WORK INSTRUCTIONS - Show every line from the data below that includes "label".

Component data from apps and pages:
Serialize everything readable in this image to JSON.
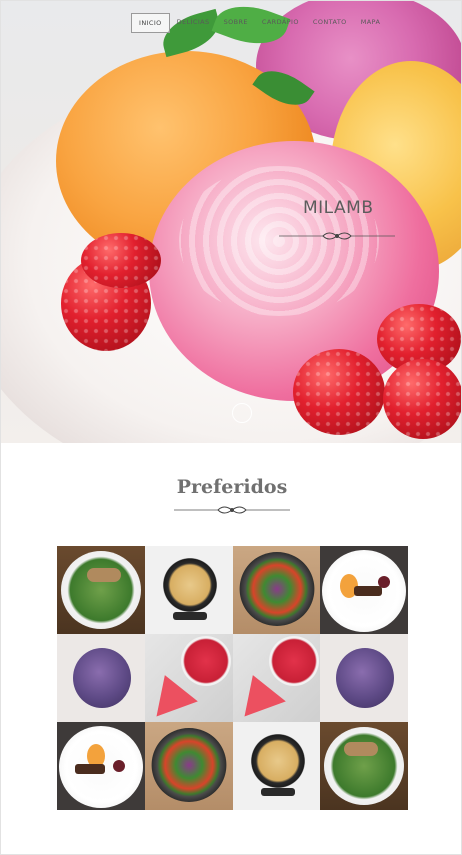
{
  "nav": {
    "items": [
      {
        "label": "INICIO",
        "active": true
      },
      {
        "label": "DELÍCIAS",
        "active": false
      },
      {
        "label": "SOBRE",
        "active": false
      },
      {
        "label": "CARDÁPIO",
        "active": false
      },
      {
        "label": "CONTATO",
        "active": false
      },
      {
        "label": "MAPA",
        "active": false
      }
    ]
  },
  "hero": {
    "brand": "MILAMB",
    "slider_indicator": "slide-dot"
  },
  "preferidos": {
    "title": "Preferidos",
    "tiles": [
      "salad-plate",
      "pasta-pan",
      "vegetable-bowl",
      "dessert-plate",
      "blueberry-donut",
      "watermelon-smoothie",
      "watermelon-smoothie",
      "blueberry-donut",
      "dessert-plate",
      "vegetable-bowl",
      "pasta-pan",
      "salad-plate"
    ]
  },
  "colors": {
    "title_gray": "#707070",
    "nav_text": "#5a5a5a"
  }
}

FINISHED EXERCISE -
        "label": "INICIO",
        "label": "DELÍCIAS",
        "label": "SOBRE",
        "label": "CARDÁPIO",
        "label": "CONTATO",
        "label": "MAPA",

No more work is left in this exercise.